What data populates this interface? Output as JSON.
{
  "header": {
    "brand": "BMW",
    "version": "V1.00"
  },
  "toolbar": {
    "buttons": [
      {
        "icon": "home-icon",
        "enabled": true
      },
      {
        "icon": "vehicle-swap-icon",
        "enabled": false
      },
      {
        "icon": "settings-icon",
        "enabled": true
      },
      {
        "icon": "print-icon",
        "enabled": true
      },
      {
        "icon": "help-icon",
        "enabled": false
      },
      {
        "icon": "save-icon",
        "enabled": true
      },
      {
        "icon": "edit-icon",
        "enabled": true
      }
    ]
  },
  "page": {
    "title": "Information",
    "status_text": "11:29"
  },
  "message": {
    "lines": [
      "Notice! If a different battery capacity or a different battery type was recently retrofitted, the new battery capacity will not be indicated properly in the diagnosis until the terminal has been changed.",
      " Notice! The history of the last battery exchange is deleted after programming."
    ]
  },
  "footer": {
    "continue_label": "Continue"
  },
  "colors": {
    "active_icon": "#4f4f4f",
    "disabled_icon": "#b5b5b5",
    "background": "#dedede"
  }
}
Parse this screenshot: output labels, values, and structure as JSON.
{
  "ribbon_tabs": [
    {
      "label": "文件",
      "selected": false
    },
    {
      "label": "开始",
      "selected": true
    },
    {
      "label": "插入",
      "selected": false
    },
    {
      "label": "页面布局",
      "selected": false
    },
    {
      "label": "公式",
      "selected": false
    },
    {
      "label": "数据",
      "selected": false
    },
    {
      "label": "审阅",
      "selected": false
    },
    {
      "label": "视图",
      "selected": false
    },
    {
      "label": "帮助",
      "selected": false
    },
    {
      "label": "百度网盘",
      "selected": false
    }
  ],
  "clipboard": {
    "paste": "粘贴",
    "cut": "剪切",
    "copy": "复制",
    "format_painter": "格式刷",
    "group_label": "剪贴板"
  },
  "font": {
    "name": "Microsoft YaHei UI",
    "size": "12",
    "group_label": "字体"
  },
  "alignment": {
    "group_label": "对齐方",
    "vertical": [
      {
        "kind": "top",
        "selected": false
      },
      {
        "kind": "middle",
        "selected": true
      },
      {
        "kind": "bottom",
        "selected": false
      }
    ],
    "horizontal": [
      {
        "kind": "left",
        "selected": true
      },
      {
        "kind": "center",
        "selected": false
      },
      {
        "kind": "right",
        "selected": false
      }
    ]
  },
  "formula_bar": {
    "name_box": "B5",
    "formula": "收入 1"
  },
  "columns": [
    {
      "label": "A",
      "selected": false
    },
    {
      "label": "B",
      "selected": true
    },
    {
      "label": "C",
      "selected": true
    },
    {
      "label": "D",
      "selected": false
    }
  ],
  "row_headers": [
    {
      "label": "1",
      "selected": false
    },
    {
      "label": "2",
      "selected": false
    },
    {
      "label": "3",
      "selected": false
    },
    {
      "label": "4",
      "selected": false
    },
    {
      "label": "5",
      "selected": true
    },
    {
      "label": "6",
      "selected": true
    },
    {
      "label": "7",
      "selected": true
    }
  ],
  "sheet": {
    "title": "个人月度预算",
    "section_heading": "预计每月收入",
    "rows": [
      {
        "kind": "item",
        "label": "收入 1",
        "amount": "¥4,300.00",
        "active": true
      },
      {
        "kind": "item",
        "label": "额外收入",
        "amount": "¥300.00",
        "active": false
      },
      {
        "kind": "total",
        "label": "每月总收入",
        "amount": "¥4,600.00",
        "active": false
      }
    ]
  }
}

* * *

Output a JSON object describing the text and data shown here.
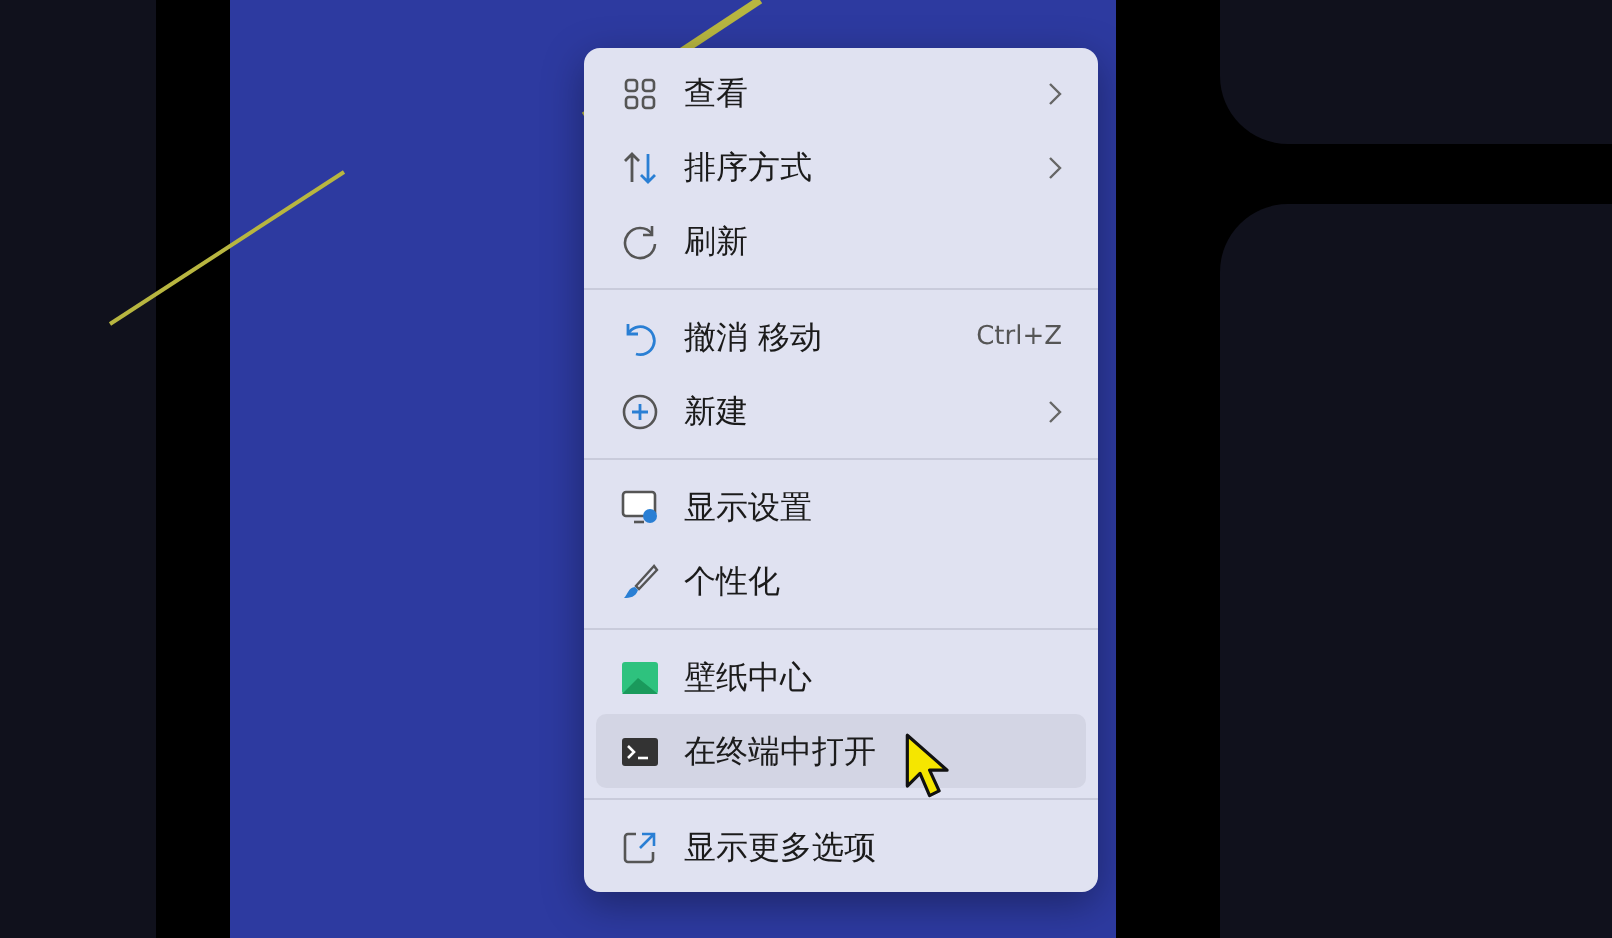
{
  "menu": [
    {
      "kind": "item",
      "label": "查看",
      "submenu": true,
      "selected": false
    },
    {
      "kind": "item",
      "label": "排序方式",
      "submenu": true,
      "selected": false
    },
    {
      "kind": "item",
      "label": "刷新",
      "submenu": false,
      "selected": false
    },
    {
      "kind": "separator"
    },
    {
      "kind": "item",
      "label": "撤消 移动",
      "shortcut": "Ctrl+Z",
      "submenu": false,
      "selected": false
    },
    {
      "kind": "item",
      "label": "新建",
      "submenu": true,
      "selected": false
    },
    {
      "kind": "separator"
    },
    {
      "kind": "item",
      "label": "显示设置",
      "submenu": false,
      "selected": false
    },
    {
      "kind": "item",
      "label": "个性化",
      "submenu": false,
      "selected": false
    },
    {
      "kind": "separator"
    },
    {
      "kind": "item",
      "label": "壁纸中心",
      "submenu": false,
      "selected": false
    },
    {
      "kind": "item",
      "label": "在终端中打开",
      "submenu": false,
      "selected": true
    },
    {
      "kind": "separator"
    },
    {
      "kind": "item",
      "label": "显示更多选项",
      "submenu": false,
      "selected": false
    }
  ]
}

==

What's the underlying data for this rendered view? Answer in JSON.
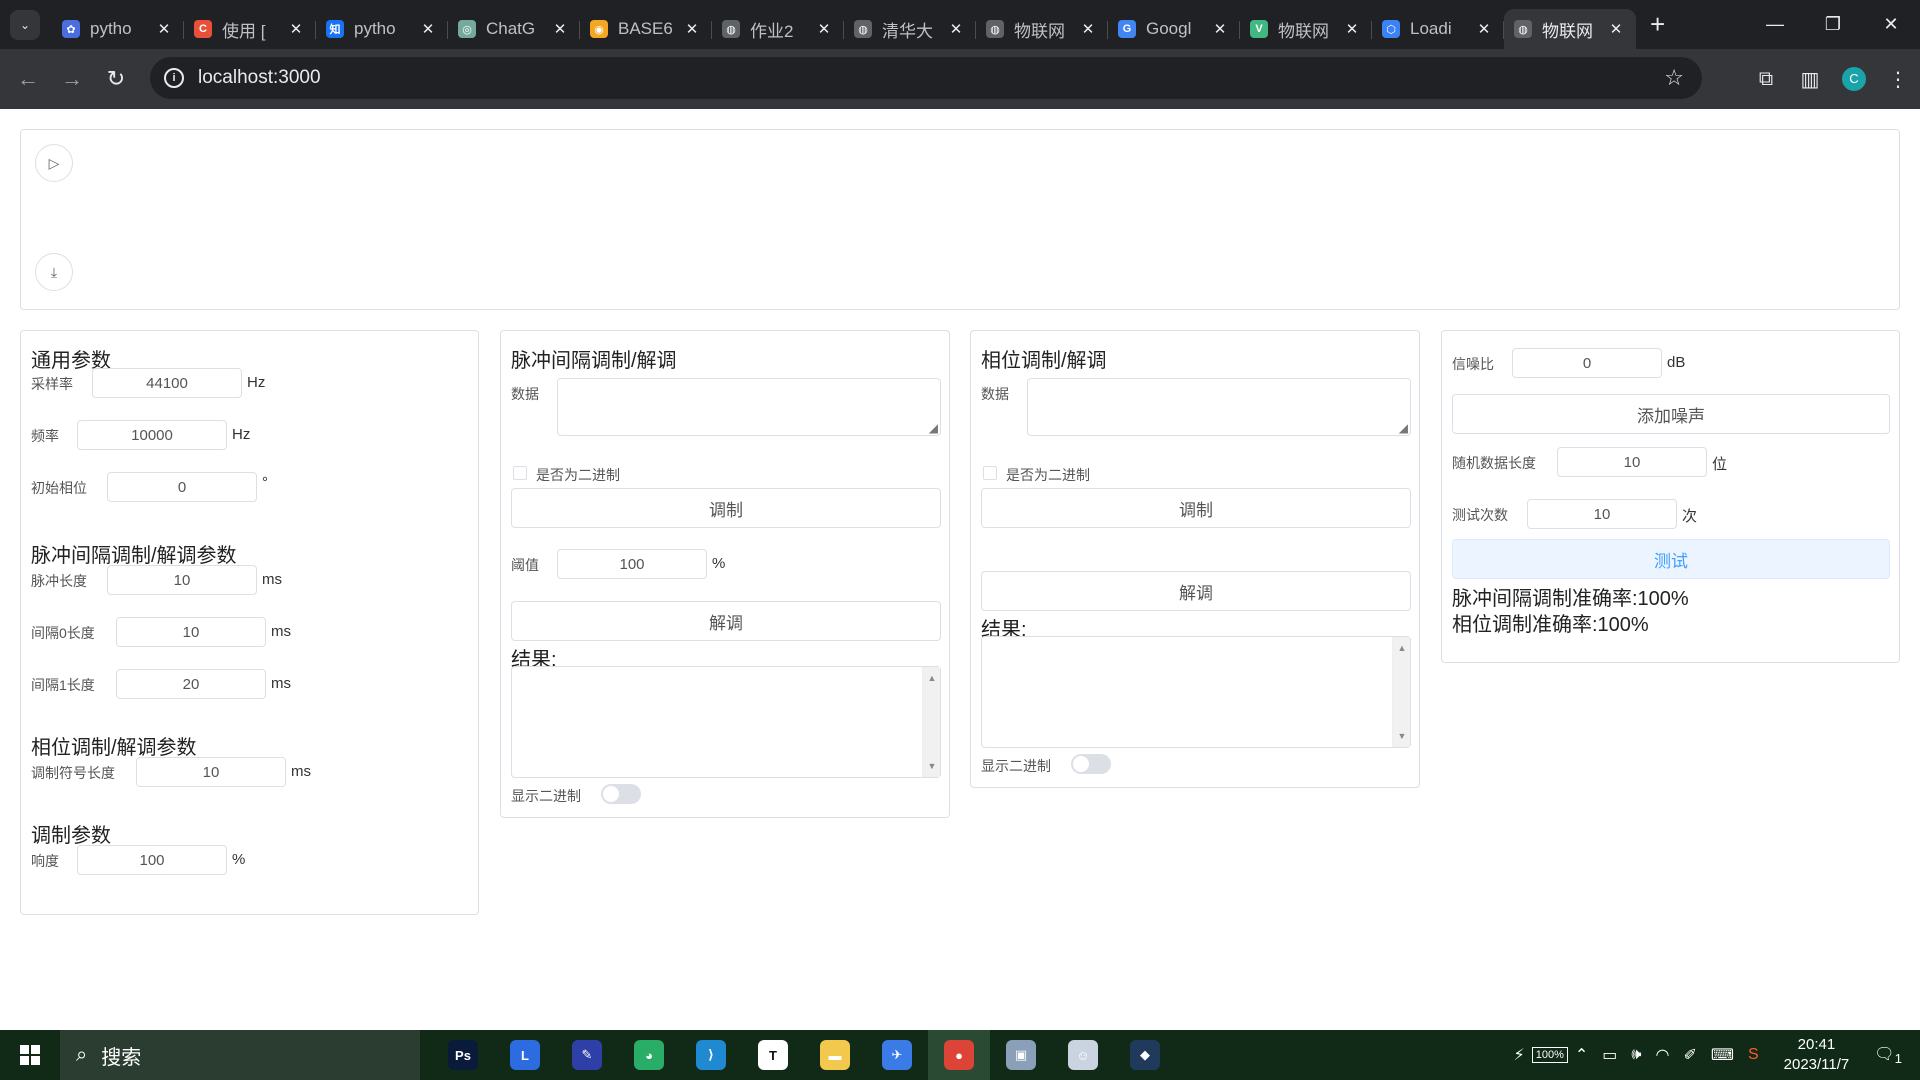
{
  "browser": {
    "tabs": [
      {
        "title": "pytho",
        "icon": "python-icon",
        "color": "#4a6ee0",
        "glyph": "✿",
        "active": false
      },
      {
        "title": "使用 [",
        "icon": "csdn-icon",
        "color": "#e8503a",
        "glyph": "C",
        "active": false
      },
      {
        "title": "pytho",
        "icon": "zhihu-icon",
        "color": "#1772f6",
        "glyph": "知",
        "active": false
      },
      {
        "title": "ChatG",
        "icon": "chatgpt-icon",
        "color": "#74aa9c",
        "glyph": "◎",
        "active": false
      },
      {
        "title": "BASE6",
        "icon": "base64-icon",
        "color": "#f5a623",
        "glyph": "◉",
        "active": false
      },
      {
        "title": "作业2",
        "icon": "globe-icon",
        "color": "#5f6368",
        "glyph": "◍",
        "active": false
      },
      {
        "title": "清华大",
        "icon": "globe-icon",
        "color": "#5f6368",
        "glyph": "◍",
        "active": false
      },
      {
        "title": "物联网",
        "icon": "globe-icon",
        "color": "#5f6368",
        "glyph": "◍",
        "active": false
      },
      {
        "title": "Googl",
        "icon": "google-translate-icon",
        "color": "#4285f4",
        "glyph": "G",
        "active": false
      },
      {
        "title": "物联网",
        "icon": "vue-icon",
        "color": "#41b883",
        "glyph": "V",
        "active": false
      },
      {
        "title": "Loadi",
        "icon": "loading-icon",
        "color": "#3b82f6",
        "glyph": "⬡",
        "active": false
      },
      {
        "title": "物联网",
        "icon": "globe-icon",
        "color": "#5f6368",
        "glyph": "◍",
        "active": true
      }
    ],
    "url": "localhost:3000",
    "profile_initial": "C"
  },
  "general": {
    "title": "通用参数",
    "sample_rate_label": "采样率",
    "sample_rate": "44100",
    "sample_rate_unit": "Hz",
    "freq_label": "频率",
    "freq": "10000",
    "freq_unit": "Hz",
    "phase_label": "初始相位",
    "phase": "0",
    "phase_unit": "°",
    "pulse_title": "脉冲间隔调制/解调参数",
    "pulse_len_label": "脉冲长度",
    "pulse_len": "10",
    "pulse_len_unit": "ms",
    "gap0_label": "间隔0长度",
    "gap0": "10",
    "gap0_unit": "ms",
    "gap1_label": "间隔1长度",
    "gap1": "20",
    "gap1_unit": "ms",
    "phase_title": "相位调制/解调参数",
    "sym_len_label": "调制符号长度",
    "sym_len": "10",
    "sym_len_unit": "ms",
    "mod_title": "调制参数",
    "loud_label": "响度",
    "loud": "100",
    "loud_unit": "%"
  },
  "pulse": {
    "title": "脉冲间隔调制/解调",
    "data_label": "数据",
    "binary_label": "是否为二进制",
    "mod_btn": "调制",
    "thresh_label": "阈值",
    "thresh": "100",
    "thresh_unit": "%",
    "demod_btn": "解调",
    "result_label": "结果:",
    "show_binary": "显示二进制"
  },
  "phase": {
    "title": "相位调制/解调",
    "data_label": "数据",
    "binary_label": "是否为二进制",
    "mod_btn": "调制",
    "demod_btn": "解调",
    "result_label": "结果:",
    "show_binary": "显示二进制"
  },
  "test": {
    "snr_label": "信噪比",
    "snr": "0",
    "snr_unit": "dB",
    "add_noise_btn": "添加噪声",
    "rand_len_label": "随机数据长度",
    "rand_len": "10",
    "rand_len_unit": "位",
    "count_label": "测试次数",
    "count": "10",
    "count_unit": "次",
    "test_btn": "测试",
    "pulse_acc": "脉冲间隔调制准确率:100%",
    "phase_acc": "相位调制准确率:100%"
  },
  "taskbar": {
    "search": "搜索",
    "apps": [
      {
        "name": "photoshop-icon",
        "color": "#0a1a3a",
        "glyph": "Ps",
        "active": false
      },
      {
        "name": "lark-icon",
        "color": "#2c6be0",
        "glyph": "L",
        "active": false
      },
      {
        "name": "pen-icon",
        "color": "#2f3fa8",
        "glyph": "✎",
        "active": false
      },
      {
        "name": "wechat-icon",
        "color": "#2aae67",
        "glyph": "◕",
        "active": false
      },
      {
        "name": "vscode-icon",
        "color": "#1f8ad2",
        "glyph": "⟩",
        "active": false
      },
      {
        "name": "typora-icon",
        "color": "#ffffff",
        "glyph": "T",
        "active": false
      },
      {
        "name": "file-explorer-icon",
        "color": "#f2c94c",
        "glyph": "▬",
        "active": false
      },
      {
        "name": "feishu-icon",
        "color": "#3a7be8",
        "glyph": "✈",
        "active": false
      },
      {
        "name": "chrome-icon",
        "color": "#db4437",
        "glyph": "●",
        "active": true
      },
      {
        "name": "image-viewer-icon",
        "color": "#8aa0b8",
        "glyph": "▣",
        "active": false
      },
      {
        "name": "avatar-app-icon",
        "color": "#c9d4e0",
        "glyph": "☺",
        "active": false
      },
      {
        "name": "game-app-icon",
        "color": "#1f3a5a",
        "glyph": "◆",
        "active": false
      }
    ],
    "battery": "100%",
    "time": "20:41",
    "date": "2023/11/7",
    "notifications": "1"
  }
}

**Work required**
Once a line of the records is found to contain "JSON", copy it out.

**Answer to this exercise**
What data populates this interface? Output as JSON.
Parse this screenshot: output labels, values, and structure as JSON.
Output a JSON object describing the text and data shown here.
What's the underlying data for this rendered view? Answer in JSON.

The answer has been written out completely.